It is hard to think of any other person who has done more for family biking in Seattle than Morgan Scherer. She has been out on our streets leading by example and sharing her experience since at least 2007, when she founded Familybike Seattle.
Hauling a fleet of different kid-hauling cargo bikes all over town, Scherer has been providing people with life-changing opportunities to experience family life on a bike. Taking a spin on a cargo bike is not just fun, it’s a chance to imagine your life without (or with much less) driving.
When Scherer started, cargo bikes in America were largely a DIY or small-scale fabrication activity because very few companies were producing purposeful kid-hauling cargo bikes for sale in the U.S. market. So people converted old road bikes into Xtracycles or attached after-market electric motors to make climbing big hills with ever-growing kids on board a more easily-achievable daily way to get around. Just a decade later, you can get fully-designed family bikes off the sales floor of several shops. It’s an unbelievable shift, and Scherer has done an enormous amount of work to help grow the number of people looking to make biking a central part of their families’ lives.
But it’s not just about equipment. It’s also about parenting. Familybike Seattle and events like Kidical Mass provide a space for parents to share tips about, well, basically everything you might encounter raising a kid on a bike. More and more kids are growing up with biking as their primary way to get around, and this movement will continue to change the way Seattle thinks about transportation. Family biking is the heart of mainstream bike advocacy in Seattle now.
Scherer is stepping down to “focus more energy on balancing family life, disability justice, and (of course) bicycle advocacy,” according to a press release from Familybike Seattle. The organization is also seeking more members to “fill our working board with dynamic directors.”
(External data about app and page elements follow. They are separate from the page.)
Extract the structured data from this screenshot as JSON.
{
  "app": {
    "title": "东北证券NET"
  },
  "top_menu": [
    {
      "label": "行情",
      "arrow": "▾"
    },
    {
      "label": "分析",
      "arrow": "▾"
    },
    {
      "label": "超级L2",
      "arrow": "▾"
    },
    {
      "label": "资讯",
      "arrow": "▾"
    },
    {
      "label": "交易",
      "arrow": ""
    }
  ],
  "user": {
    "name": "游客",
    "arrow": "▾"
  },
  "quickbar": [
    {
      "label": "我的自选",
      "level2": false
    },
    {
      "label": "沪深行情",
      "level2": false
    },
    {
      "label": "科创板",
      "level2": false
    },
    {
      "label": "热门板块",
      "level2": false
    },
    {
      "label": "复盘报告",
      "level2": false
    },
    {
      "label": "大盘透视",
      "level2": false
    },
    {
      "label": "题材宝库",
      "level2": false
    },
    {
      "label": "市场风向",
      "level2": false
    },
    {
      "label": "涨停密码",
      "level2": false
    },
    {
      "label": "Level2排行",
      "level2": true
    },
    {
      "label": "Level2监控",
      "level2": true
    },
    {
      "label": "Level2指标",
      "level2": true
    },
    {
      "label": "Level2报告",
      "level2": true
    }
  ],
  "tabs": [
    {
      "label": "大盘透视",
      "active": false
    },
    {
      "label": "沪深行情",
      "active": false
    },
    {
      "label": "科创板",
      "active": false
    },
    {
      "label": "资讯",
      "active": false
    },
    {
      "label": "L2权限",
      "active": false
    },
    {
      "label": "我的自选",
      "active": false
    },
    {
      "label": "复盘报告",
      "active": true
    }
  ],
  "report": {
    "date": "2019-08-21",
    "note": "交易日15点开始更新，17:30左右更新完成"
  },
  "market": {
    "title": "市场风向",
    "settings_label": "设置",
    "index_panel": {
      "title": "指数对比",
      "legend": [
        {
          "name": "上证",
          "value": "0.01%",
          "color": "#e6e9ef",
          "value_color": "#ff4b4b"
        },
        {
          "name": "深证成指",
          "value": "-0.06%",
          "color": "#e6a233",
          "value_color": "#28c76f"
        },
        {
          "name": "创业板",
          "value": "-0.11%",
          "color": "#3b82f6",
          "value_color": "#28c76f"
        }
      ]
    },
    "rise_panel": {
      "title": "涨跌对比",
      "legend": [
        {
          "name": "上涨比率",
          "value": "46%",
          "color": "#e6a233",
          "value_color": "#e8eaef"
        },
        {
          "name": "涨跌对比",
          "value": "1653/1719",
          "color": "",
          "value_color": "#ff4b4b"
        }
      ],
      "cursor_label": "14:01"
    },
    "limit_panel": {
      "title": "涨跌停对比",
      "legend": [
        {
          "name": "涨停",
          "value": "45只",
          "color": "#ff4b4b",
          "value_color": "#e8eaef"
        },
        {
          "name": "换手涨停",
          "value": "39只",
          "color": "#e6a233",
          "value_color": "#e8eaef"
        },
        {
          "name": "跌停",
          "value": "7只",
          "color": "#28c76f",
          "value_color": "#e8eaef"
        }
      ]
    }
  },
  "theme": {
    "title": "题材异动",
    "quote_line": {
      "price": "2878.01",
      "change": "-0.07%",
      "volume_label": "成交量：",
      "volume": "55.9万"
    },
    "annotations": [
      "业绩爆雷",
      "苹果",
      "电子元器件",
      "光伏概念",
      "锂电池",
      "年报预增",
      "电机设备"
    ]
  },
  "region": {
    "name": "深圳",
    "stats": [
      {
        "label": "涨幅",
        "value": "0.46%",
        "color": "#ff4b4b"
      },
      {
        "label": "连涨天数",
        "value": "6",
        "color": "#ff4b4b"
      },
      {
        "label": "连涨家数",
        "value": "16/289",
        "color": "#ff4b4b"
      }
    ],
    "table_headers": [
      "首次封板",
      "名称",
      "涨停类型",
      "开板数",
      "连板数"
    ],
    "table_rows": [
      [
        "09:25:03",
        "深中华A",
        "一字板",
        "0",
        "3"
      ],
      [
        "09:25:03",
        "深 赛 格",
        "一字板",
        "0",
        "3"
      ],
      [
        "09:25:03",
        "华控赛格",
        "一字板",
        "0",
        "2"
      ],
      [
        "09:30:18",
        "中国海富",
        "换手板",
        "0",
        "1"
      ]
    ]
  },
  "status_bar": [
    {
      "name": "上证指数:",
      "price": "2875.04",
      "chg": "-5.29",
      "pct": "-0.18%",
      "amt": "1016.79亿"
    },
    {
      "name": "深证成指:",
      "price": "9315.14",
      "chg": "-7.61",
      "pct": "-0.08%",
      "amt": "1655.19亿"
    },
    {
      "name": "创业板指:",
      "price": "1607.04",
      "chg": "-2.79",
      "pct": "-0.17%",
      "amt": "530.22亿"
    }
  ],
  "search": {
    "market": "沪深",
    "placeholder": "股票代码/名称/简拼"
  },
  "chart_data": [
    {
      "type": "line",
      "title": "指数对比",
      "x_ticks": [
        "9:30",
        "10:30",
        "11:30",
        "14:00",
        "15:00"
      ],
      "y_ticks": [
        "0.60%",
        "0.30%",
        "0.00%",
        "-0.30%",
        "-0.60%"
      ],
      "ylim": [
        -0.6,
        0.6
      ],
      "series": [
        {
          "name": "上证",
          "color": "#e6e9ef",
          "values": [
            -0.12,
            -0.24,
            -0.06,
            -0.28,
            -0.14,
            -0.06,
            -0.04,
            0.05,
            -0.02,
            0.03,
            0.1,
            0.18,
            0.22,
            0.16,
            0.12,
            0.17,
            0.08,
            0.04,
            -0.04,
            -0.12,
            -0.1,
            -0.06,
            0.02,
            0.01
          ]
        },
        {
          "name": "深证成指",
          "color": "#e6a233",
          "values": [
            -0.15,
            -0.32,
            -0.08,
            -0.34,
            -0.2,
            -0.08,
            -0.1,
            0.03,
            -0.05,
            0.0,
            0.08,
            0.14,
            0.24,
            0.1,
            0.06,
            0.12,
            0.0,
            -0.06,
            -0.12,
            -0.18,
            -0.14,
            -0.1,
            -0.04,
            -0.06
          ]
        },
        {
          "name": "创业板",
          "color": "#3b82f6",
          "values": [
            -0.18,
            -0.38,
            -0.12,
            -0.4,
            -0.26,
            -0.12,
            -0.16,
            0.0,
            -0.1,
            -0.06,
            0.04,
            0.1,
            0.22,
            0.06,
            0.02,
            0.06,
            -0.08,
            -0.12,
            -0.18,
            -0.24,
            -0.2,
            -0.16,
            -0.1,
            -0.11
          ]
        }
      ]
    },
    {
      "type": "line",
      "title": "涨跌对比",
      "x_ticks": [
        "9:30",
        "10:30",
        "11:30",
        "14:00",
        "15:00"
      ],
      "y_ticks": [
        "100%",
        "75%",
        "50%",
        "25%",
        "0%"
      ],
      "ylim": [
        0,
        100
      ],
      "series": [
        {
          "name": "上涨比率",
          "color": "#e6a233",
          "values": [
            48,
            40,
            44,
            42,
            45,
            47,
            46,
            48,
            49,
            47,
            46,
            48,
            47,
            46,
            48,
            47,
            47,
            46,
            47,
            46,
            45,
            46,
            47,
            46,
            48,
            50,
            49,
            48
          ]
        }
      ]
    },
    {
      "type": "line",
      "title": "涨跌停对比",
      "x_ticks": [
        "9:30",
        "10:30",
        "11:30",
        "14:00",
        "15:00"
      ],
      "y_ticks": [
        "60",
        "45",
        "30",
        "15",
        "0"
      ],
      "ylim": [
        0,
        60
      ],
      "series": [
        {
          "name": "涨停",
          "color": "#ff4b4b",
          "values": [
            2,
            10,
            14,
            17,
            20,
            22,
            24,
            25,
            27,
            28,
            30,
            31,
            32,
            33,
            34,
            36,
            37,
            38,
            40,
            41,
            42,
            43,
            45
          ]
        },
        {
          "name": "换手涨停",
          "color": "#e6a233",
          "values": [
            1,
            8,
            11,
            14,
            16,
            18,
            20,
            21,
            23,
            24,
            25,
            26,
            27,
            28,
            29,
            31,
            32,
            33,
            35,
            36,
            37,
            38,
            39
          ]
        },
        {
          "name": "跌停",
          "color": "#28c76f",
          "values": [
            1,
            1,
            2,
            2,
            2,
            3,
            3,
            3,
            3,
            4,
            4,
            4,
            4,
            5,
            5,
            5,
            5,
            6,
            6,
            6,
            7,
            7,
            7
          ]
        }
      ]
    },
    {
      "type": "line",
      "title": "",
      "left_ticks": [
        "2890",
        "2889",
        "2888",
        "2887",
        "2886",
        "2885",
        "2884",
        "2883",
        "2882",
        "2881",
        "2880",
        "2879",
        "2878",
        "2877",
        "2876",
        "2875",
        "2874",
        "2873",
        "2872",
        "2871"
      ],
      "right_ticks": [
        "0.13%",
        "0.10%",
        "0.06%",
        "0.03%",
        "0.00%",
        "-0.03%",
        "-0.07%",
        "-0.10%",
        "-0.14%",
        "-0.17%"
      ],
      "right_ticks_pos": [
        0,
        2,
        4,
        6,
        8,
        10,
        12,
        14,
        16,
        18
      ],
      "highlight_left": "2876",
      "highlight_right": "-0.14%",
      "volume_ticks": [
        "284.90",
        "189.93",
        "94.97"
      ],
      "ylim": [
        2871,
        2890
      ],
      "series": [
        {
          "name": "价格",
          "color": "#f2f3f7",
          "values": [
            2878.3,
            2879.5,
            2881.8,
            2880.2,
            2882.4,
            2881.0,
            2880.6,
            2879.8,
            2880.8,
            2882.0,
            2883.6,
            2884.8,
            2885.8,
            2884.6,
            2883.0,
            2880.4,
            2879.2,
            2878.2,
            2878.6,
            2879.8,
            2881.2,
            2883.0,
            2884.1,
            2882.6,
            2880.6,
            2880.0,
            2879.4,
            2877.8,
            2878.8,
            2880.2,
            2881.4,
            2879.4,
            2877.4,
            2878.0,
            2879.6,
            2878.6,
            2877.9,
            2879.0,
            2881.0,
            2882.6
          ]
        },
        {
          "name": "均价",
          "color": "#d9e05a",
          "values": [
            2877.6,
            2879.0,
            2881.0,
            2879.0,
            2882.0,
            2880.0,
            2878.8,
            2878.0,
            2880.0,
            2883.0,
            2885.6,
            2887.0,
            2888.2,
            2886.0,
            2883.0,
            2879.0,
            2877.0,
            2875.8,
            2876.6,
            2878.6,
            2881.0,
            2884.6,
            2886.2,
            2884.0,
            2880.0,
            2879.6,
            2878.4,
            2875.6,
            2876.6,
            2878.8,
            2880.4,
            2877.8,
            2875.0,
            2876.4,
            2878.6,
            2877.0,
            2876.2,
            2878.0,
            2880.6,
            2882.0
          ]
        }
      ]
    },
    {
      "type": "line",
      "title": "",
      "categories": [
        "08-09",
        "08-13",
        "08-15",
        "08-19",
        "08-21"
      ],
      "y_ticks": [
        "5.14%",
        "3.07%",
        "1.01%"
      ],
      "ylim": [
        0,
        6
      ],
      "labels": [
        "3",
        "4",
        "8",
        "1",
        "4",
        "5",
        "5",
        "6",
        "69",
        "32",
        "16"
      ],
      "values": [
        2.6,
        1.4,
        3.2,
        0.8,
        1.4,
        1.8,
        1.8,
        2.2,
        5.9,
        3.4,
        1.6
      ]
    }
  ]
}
This is a big moment for any organization. Trying to find footing without the original founder is tough, but it’s the only way to become an institution. We wish them the best. If you are inspired to help, see their press release for details for getting involved either as a Board member or volunteer:
Familybike is changing and it is important you, our supportive community, know about it.
Please join us in wishing a heartfelt farewell to our Executive Director and Founder, Morgan Scherer. The Board does not take this transition lightly and we understand the gravity involved in filling the space Morgan will leave behind. Her service to Familybike and the community is invaluable.
Morgan founded Familybike in 2007 with her first family biking expo in her South Seattle yard. Since then, she has shared her knowledge and passion with the community through countless expos, Kidical Mass rides, workshops, mentoring, and the sliding-scale rental fleet. Morgan displayed her love for biking by pouring immeasurable time, labor, and research into creating a one-of-a-kind organization to support the greater Seattle-area. Her dedication to community-building and intersectional environmental justice has inspired an incredible number of biking families and is the foundation of what we all admire most about Familybike.
Although we are sad to see her part from the organization, Morgan will not be far away! In the coming months, she plans to once again provide her personal cargobike fleet to the community, via demo events and sliding scale rentals. Morgan’s bikes are a specialized and impressive collection of mobility machines bent on changing the world through people-power. Stay tuned for more information on Morgan’s rental and demo fleet as she establishes rental structures in the coming weeks. In the meantime, we look forward to seeing her at events and around town, hauling impressive cargo, and will continue to consult with her in regards to Familybike programming and impact goals. As Morgan moves on to focus more energy on balancing family life, disability justice, and (of course) bicycle advocacy, the organization wishes her all the support and success she needs in her endeavors. We will be inviting the community to celebrate this transition and show gratitude for all Morgan has done for the family biking community with a party at a date and location TBD. Please stay tuned!
The Familybike Board would also like to take this opportunity to invite interested parties to reach out as we seek to fill our working board with dynamic directors. We are especially interested in hearing from diverse voices with background skills in finance, volunteer engagement, grant writing, equity, and social justice. If you or someone you know is looking for a way to be of service in work towards getting more families on bikes, we encourage you to reach out with a little bit about yourself to Jen Grant, our Community Engagement Liaison. ([email protected])